- Problem to work on
Look for "icon" in the records and copy every line that has it.

- Exercise materials
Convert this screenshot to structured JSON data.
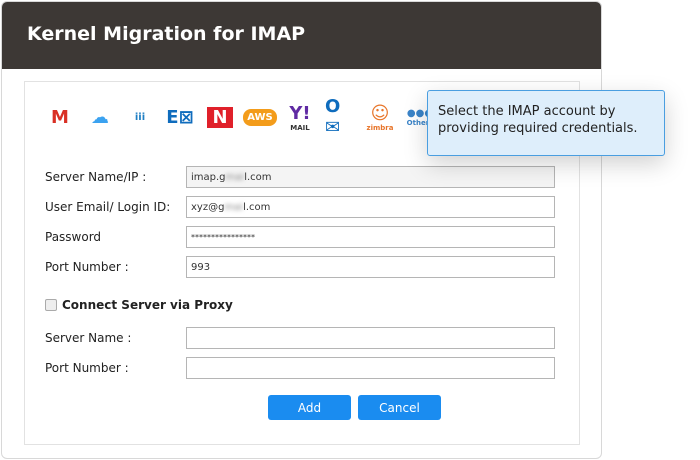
{
  "title": "Kernel Migration for IMAP",
  "providers": [
    {
      "name": "gmail-icon",
      "label": "M",
      "color": "#d93025"
    },
    {
      "name": "icloud-icon",
      "label": "☁",
      "color": "#3ba2f0"
    },
    {
      "name": "lotus-icon",
      "label": "iii",
      "color": "#1f7fc4"
    },
    {
      "name": "exchange-icon",
      "label": "E⊠",
      "color": "#0f6cbd"
    },
    {
      "name": "netmail-icon",
      "label": "N",
      "color": "#e0202a"
    },
    {
      "name": "aws-icon",
      "label": "AWS",
      "color": "#f39c1b"
    },
    {
      "name": "yahoo-icon",
      "label": "Y!",
      "sub": "MAIL",
      "color": "#5f2aa3"
    },
    {
      "name": "outlook-icon",
      "label": "O✉",
      "color": "#0f6cbd"
    },
    {
      "name": "zimbra-icon",
      "label": "☺",
      "sub": "zimbra",
      "color": "#e8752a"
    },
    {
      "name": "others-icon",
      "label": "●●●",
      "sub": "Others",
      "color": "#3a84c8"
    }
  ],
  "form": {
    "server_label": "Server Name/IP :",
    "server_pre": "imap.g",
    "server_blur": "mai",
    "server_post": "l.com",
    "email_label": "User Email/ Login ID:",
    "email_pre": "xyz@g",
    "email_blur": "mai",
    "email_post": "l.com",
    "password_label": "Password",
    "password_value": "****************",
    "port_label": "Port Number :",
    "port_value": "993",
    "proxy_label": "Connect Server via Proxy",
    "proxy_server_label": "Server Name :",
    "proxy_server_value": "",
    "proxy_port_label": "Port Number :",
    "proxy_port_value": ""
  },
  "buttons": {
    "add": "Add",
    "cancel": "Cancel"
  },
  "tooltip": "Select the IMAP account by providing required credentials."
}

- Written answer
      "name": "gmail-icon",
      "name": "icloud-icon",
      "name": "lotus-icon",
      "name": "exchange-icon",
      "name": "netmail-icon",
      "name": "aws-icon",
      "name": "yahoo-icon",
      "name": "outlook-icon",
      "name": "zimbra-icon",
      "name": "others-icon",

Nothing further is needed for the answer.